Your response should consist of the records below, repeated exactly.

Information given

__________

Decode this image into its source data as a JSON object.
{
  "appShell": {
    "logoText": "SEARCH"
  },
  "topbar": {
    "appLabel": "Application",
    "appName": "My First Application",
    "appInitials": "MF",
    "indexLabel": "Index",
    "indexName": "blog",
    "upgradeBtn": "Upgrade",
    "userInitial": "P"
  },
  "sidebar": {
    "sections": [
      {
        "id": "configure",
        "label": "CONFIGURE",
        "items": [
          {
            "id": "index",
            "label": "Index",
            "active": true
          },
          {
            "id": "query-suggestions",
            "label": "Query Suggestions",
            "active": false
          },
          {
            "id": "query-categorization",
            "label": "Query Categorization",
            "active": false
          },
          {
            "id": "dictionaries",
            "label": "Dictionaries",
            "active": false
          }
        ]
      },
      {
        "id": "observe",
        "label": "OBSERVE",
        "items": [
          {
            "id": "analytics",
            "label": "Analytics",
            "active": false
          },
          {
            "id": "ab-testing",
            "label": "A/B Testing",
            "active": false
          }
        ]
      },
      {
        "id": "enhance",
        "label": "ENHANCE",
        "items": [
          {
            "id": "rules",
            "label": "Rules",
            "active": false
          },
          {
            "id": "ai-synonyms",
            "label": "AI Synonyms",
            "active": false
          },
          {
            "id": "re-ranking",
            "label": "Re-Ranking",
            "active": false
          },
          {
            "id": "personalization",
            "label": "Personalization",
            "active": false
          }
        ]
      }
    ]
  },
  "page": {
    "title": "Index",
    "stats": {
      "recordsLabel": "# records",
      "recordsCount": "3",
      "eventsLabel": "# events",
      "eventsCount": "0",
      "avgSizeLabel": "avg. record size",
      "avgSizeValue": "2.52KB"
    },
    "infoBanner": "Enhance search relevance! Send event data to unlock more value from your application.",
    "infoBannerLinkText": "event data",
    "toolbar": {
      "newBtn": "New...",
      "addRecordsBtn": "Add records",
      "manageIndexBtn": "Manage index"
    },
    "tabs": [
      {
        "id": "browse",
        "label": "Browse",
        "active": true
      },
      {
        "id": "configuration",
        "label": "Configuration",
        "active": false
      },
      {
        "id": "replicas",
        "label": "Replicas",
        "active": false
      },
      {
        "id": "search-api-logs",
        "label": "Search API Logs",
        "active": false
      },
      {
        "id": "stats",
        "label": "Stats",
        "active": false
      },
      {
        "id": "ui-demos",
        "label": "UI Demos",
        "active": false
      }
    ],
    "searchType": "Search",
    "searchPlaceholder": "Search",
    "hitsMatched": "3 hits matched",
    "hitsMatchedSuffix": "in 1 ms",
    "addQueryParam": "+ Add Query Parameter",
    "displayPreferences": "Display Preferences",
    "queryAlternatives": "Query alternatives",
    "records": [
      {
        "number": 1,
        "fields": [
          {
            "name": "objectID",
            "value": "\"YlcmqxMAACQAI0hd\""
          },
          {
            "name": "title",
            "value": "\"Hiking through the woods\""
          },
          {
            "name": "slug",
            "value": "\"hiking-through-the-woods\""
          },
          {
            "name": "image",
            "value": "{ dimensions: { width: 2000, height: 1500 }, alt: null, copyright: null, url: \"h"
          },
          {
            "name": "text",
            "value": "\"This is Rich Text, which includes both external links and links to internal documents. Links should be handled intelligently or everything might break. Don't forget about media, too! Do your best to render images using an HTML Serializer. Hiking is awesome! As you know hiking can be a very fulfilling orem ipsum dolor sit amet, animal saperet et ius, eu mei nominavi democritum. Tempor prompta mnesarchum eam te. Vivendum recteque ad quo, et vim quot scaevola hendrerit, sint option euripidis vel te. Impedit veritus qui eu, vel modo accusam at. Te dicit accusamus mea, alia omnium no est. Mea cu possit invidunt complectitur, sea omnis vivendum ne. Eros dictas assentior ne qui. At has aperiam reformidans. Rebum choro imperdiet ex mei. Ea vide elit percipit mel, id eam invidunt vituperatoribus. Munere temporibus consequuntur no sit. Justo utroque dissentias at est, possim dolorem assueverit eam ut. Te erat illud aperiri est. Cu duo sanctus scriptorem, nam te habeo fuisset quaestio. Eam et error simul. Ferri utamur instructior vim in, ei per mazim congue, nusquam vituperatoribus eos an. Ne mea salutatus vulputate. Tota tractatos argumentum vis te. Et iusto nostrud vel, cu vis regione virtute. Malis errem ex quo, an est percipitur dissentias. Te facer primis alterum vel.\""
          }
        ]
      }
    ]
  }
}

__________

Answer to this task
Decode this image into its source data as a JSON object.
{
  "appShell": {
    "logoText": "SEARCH"
  },
  "topbar": {
    "appLabel": "Application",
    "appName": "My First Application",
    "appInitials": "MF",
    "indexLabel": "Index",
    "indexName": "blog",
    "upgradeBtn": "Upgrade",
    "userInitial": "P"
  },
  "sidebar": {
    "sections": [
      {
        "id": "configure",
        "label": "CONFIGURE",
        "items": [
          {
            "id": "index",
            "label": "Index",
            "active": true
          },
          {
            "id": "query-suggestions",
            "label": "Query Suggestions",
            "active": false
          },
          {
            "id": "query-categorization",
            "label": "Query Categorization",
            "active": false
          },
          {
            "id": "dictionaries",
            "label": "Dictionaries",
            "active": false
          }
        ]
      },
      {
        "id": "observe",
        "label": "OBSERVE",
        "items": [
          {
            "id": "analytics",
            "label": "Analytics",
            "active": false
          },
          {
            "id": "ab-testing",
            "label": "A/B Testing",
            "active": false
          }
        ]
      },
      {
        "id": "enhance",
        "label": "ENHANCE",
        "items": [
          {
            "id": "rules",
            "label": "Rules",
            "active": false
          },
          {
            "id": "ai-synonyms",
            "label": "AI Synonyms",
            "active": false
          },
          {
            "id": "re-ranking",
            "label": "Re-Ranking",
            "active": false
          },
          {
            "id": "personalization",
            "label": "Personalization",
            "active": false
          }
        ]
      }
    ]
  },
  "page": {
    "title": "Index",
    "stats": {
      "recordsLabel": "# records",
      "recordsCount": "3",
      "eventsLabel": "# events",
      "eventsCount": "0",
      "avgSizeLabel": "avg. record size",
      "avgSizeValue": "2.52KB"
    },
    "infoBanner": "Enhance search relevance! Send event data to unlock more value from your application.",
    "infoBannerLinkText": "event data",
    "toolbar": {
      "newBtn": "New...",
      "addRecordsBtn": "Add records",
      "manageIndexBtn": "Manage index"
    },
    "tabs": [
      {
        "id": "browse",
        "label": "Browse",
        "active": true
      },
      {
        "id": "configuration",
        "label": "Configuration",
        "active": false
      },
      {
        "id": "replicas",
        "label": "Replicas",
        "active": false
      },
      {
        "id": "search-api-logs",
        "label": "Search API Logs",
        "active": false
      },
      {
        "id": "stats",
        "label": "Stats",
        "active": false
      },
      {
        "id": "ui-demos",
        "label": "UI Demos",
        "active": false
      }
    ],
    "searchType": "Search",
    "searchPlaceholder": "Search",
    "hitsMatched": "3 hits matched",
    "hitsMatchedSuffix": "in 1 ms",
    "addQueryParam": "+ Add Query Parameter",
    "displayPreferences": "Display Preferences",
    "queryAlternatives": "Query alternatives",
    "records": [
      {
        "number": 1,
        "fields": [
          {
            "name": "objectID",
            "value": "\"YlcmqxMAACQAI0hd\""
          },
          {
            "name": "title",
            "value": "\"Hiking through the woods\""
          },
          {
            "name": "slug",
            "value": "\"hiking-through-the-woods\""
          },
          {
            "name": "image",
            "value": "{ dimensions: { width: 2000, height: 1500 }, alt: null, copyright: null, url: \"h"
          },
          {
            "name": "text",
            "value": "\"This is Rich Text, which includes both external links and links to internal documents. Links should be handled intelligently or everything might break. Don't forget about media, too! Do your best to render images using an HTML Serializer. Hiking is awesome! As you know hiking can be a very fulfilling orem ipsum dolor sit amet, animal saperet et ius, eu mei nominavi democritum. Tempor prompta mnesarchum eam te. Vivendum recteque ad quo, et vim quot scaevola hendrerit, sint option euripidis vel te. Impedit veritus qui eu, vel modo accusam at. Te dicit accusamus mea, alia omnium no est. Mea cu possit invidunt complectitur, sea omnis vivendum ne. Eros dictas assentior ne qui. At has aperiam reformidans. Rebum choro imperdiet ex mei. Ea vide elit percipit mel, id eam invidunt vituperatoribus. Munere temporibus consequuntur no sit. Justo utroque dissentias at est, possim dolorem assueverit eam ut. Te erat illud aperiri est. Cu duo sanctus scriptorem, nam te habeo fuisset quaestio. Eam et error simul. Ferri utamur instructior vim in, ei per mazim congue, nusquam vituperatoribus eos an. Ne mea salutatus vulputate. Tota tractatos argumentum vis te. Et iusto nostrud vel, cu vis regione virtute. Malis errem ex quo, an est percipitur dissentias. Te facer primis alterum vel.\""
          }
        ]
      }
    ]
  }
}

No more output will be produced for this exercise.